ALERT: As part of a multi-year court project to modernize the Official Bankruptcy Forms and make them more consumer-friendly, the Advisory Committee on Bankruptcy Rules has recently revised most of the consumer bankruptcy forms (several had already been revised in 2013 and 2014). The changes became effective on December 1, 2015. The revisions involved reformatting, renaming, and renumbering the forms, and in a few instances, combining two forms into one. You can find the new forms here: www.uscourts.gov/forms/bankruptcy-forms. We are in the process of revising all of our articles to comport with the new forms. Check back soon.
When you file for bankruptcy under Chapter 7 or Chapter 13, any real property you own must be listed on Schedule A, one of the many forms you must file with the court. Real property is real estate: a house or apartment, rental property, business property, vacation home, farm, or an undeveloped lot, for example. (You list your personal property -- such as a car, furniture, computer, and clothing -- on Schedule B.)
If you file for Chapter 7 bankruptcy, your real property may be exempt, which means that the trustee can't take it and sell it to repay your creditors. (Whether it's exempt depends on which exemptions you can use in your case; for information on exemptions and links to each state's exemption list, see Bankruptcy Exemptions - What Do I Keep When I File for Bankruptcy?) Even if it's exempt, however, you must list it on Schedule A. You claim your exemptions on a different form (Schedule C).

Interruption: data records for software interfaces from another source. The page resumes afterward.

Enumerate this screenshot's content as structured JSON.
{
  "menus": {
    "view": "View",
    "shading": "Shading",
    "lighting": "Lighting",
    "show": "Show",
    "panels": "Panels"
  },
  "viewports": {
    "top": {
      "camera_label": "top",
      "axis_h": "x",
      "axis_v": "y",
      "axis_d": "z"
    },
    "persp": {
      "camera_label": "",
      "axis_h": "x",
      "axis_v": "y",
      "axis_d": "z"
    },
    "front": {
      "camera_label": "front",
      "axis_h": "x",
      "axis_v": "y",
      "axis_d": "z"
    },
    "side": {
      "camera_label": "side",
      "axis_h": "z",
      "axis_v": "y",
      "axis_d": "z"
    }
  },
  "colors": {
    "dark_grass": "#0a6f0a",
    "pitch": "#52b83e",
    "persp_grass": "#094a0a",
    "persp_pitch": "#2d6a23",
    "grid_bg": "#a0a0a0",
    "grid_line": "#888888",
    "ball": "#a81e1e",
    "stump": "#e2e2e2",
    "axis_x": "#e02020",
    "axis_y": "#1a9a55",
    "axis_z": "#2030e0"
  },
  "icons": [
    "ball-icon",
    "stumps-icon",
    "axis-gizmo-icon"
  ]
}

When you fill out Schedule A, you will need to provide a description and address of the property, information on how you own it (and with whom), its current value, and the amount of any claims secured by the property.
There are many ways to own property. The most common is outright ownership, called a "fee simple." Even if there's a mortgage or lien on the property, you still own it in fee simple. There are a number of other ways to own property, and all must be listed on Schedule A. They include:
These are the terms you should use in the column "Nature of Debtor's Interest in Property."
In the next column, you must state whether you own the property solely as an unmarried person, solely as husband or wife, jointly with someone else, or as community property with your spouse.
You must provide the property's current value and the amount of any secured claims against it. Secured claims might include your mortgage, a home equity loan, or liens against your property.
If there are changes in the information you provided on Schedule A, you must inform the trustee and file an amended Schedule. There are two main reasons why this might happen. First, you might have made a mistake in the first place (for example, perhaps you forgot or didn't realize that there was a mechanic's lien filed against your house). Second, circumstances may have changed your ownership. For example, perhaps your future interest in property has become a fee simple interest, because the person living on the property has died.
In either situation, you should immediately tell the trustee about the change, then file an amended Schedule A that provides the new information. (You'll need to serve the amended form on all creditors that may be affected by the change.) You should also file an amended Schedule C if the change affects your right to claim an exemption on the property. For example, that mechanic's lien you forgot about may reduce your equity in your home to an amount that you can exempt in your state. If so, you should amend your Schedule C as well. For information on amending your bankruptcy forms, see How to Amend Your Bankruptcy Forms.